Recently, many states in the Western world, confronted with a fall in revenues and rising debts on the one hand and growing economic inequality on the other, have taken a critical look at the tax rates for the extremely rich. In various places, policies have been proposed to the effect that the 1% of the highest income earners should pay (much) more in taxes than they currently do.

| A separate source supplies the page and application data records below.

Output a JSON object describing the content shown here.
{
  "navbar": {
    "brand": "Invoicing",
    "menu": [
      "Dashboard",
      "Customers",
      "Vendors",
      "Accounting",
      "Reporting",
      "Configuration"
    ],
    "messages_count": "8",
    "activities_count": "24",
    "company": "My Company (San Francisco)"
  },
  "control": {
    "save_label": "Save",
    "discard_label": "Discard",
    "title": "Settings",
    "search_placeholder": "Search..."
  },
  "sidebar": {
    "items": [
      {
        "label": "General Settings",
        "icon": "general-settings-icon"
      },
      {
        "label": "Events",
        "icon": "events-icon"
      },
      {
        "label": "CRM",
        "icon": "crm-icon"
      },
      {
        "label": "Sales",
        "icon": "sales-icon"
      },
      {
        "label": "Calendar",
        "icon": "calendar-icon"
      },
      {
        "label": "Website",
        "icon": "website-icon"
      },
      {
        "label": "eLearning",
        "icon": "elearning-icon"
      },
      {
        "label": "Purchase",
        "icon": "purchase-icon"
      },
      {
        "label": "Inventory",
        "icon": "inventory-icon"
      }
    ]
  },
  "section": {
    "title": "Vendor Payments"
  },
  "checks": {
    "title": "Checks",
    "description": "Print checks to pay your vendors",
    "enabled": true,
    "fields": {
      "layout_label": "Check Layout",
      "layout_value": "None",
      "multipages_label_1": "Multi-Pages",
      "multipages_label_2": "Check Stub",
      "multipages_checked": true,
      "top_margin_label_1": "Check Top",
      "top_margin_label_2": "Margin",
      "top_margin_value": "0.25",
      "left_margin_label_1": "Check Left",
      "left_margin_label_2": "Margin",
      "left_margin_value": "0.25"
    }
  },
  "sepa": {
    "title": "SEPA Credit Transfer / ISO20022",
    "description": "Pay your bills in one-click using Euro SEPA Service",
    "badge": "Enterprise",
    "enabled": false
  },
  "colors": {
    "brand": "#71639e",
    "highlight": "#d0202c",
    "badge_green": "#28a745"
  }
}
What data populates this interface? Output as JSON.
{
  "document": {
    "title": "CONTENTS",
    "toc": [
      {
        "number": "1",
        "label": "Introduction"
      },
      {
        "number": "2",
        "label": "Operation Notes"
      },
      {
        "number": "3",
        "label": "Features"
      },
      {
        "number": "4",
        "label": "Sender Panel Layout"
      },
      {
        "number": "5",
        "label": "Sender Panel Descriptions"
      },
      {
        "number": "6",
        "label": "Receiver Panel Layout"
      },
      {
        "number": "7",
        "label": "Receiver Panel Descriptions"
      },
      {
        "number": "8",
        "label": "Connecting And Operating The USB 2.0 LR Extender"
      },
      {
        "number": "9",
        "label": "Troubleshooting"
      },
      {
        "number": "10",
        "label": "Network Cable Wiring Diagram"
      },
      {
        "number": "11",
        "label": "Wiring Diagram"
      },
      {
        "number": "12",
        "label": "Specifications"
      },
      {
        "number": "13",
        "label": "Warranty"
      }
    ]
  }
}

A typical argumentative strategy that is used to argue for increases in the marginal tax burden for the extremely rich is to argue that the extreme rich amassed their wealth by taking advantage of economic opportunities that they did not create themselves. Other members of society created those opportunities and reciprocity therefore demands that the extremely rich ‘pay’ for these opportunities they enjoyed.
In this paper I argue, first, that arguments like these fail: they do not justify a marginally higher tax burden on the extremely rich. Secondly, I argue that this type of argument appeals to a principle according to which taxation is the price a citizen pays for the enjoyment of the benefits the state provides. Third, I will show that such a principle not only undercuts the argument, but also that it mandates a flat tax rate if not a lump-sum tax.
In the final part of the paper, I briefly discuss an argument for taxing the extremely rich that does not appeal to a benefit principle. This argument proceeds from the idea that justice demands that taxation is levied according to the ability to pay. Social-democrats and left liberals who are concerned about the extremely high incomes on the top end of the income distribution are better advised to adopt such a strategy.